Women of Power in Anglo-Saxon England

Annie Whitehead

Many Anglo-Saxon kings are familiar. Æthelred the Unready is one, yet less is written of his wife, who was consort of two kings and championed one of her sons over the others, or his mother who was an anointed queen and powerful regent, but was also accused of witchcraft and regicide.
Date Published :
September 2020
Publisher :
Pen and Sword
Illustration :
20 black and white illustrations
Format Available    QuantityPrice
Binding : Hardback
ISBN : 9781526748119
Pages : 240
Dimensions : 9.25 X 6 inches
Stock Status : In stock
-
+
$49.95
Also available as an ebook:
Buy From Amazon Amazon
Buy From Apple Apple
Buy From Barnes and Noble Barnes & Noble
Buy From Google Google
Buy From Kobo Kobo

Overview
-

Many Anglo-Saxon kings are familiar.
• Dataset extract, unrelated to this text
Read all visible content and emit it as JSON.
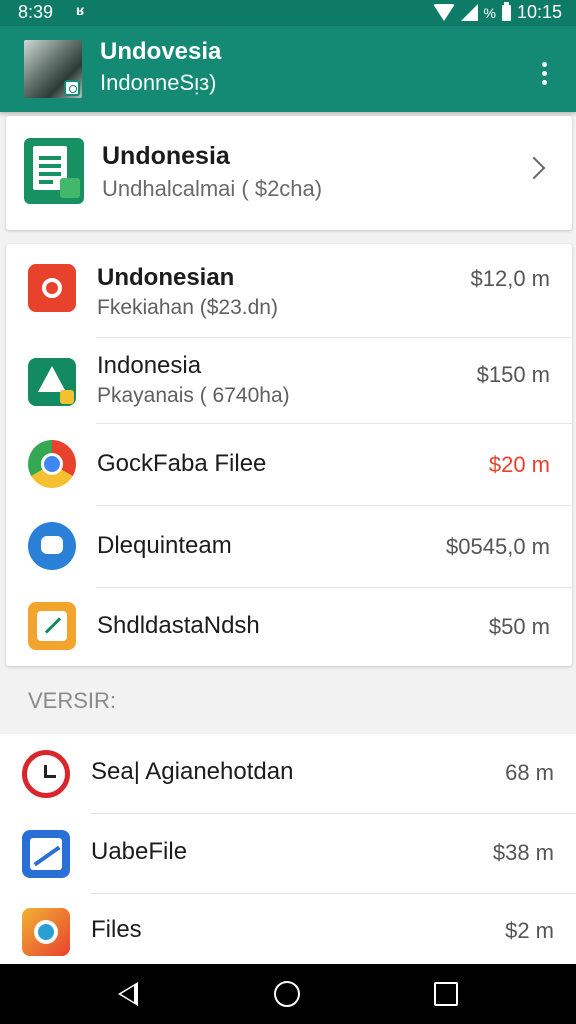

Æthelred the Unready is one, yet less is written of his wife, who was consort of two kings and championed one of her sons over the others, or his mother who was an anointed queen and powerful regent, but was also accused of witchcraft and regicide. A royal abbess educated five bishops and was instrumental in deciding the date of Easter; another took on the might of Canterbury and Rome and was accused by the monks of fratricide.

Anglo-Saxon women were prized for their bloodlines - one had such rich blood that it sparked a war - and one was appointed regent of a foreign country. Royal mothers wielded power; Eadgifu, wife of Edward the Elder, maintained a position of authority during the reigns of both her sons.

Æthelflaed, Lady of the Mercians, was a queen in all but name, while few have heard of Queen Seaxburh, who ruled Wessex, or Queen Cynethryth, who issued her own coinage. She, too, was accused of murder, but was also, like many of the royal women, literate and highly-educated.

From seventh-century Northumbria to eleventh-century Wessex and making extensive use of primary sources, Women of Power in Anglo-Saxon England examines the lives of individual women in a way that has often been done for the Anglo-Saxon men but not for their wives, sisters, mothers and daughters. It tells their stories: those who ruled and schemed, the peace-weavers and the warrior women, the saints and the sinners. It explores, and restores, their reputations.

About The Author
-

Annie Whitehead is a History Graduate & Member of the Royal Historical Society. She has penned three award-winning novels set in Anglo-Saxon Mercia: one, about the life of Æthelflæd, was long-listed for HNS Indie Book of the Year, & IAN Finalist. She was a contributor to: 1066 Turned Upside Down, with Helen Hollick, and Sexuality & Its Impact on British History (Pen & Sword 2018).

She has won both fiction and non-fiction awards for her writing (Dorothy Dunnett Soc & New Writer Magazine), regularly contributes articles to several historical magazines and is an editor for EHFA (English Historical Fiction Authors). Her first non-fiction book, Mercia: The Rise and Fall of a Kingdom, was published by Amberley Books in September 2018.

REVIEWS
-

It is a remarkable study of the lives of women of the period - known and unknown - and their impact on history. Saints, princesses and queens; wives, daughters and mothers, Annie Whitehead demonstrates the strengths, weaknesses and challenges these incredible women faced in order to exert their influence on their corner of the world. The author's meticulous research, beautiful writing and natural storytelling ability make this book a pleasure to read from beginning to end.

- Sharon Bennett Connolly, author of Heroines of the Medieval World

"Women’s roles in Anglo-Saxon England have routinely been overlooked or minimised. But they were much more than daughters, wives and mothers – many of them wielded power in their own right. In this detailed and meticulously researched study, Annie Whitehead unearths their stories, telling us of queens and regents, abbesses and saints (and a few notable sinners!) who exercised authority and female agency in a multitude of ways. It’s pre-Conquest history with the women put back in."

- Catherine Hanley, author of Matilda: Empress, Queen, Warrior

"Absolutely fascinating - Annie Whitehead pieces together the evidence with meticulous care, then tells the stories of an exciting variety of remarkable women in fluid, crystal-clear prose. It is a pleasure to read her thoughtful and nuanced portraits of peace-weavers, queens and saints and have my eyes opened to the complex histories of these forgotten Anglo-Saxon leaders."

- Imogen Robertson, author and chair of Historical Writers' Association

More from this publisher